So I was up late one night and was thinking wakeboarding has given me a lot over the years and I kind of thought it was high time to use my profile to give back in some way. And I came across Movember! Mo-vember is a word play being that it's held in the month of November and you spend the entire month growing a mo-stache. It started in Australia and is promoting awareness and raising funds for research for a cure for prostate and testicular cancer, which at the present time is the number one killer of men worldwide!

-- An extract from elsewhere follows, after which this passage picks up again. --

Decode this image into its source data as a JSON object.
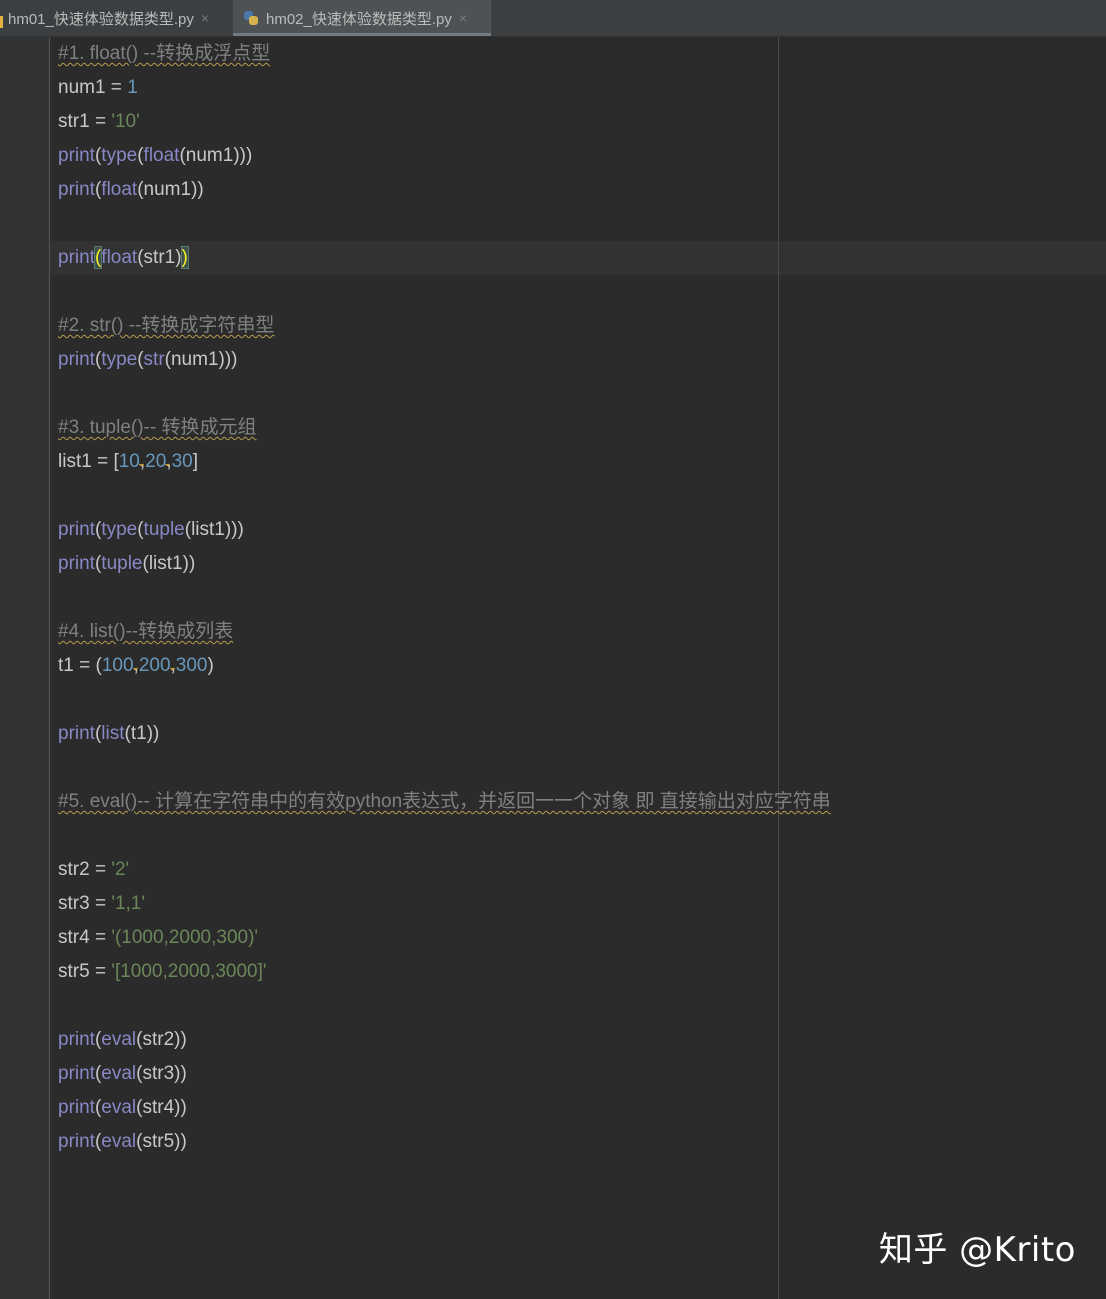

So I made a plan, got the roommates on board with me and we set out to raise as much funds as possible and get as many people as we can in and behind this worthy cause. Pat Parnell and the crew on the Daily Habit were stoked to have us come on and help us spread the word. It was a really good time and I'm stoked we got such a great response from people. Next year is looking to be bigger and better as we are planning on a huge kick off party/demo night down at the Wave House in San Diego just to start raising more funds We'll let you know more when the time comes around.
WW: Whom do you usually ride with? JW: Moving out to the west coast took a lot of the comforts I'd been used to away. Endless lakes, boats, people and, of course, the cable. So I've only had a small crew, but that's fine with me. Long time friend and photographer Steven Hahn and I ride a lot, as well as Mat, who is one of the engineers from Epic boats, and, of course, my roomies Maruis and Chanelle are stoked to ride all the time as it's their off season.
WW: Where do you usually ride? JW: I'm usually riding at Carlsbad Lagoon or Lake Elsinore.
WW: Which riders do you look up to? JW: I don't really look up to anyone, but I do admire and respect Danny Harf the most. He is hands down the most talented rider in the world. He is everything a rider could hope to be; driven, stylish, progressive both as a freerider and a competitive rider. And so humble, nicest guy you'll ever meet.
WW: What question were you hoping we'd ask you, but we didn't, and what is the answer? JW: I thought you were going to ask me how my porn career was taking off 'cause after Movember's dirty 'stache you could be forgiven for thinking that maybe that's what I was turning too during the economic crisis. Hahahaha.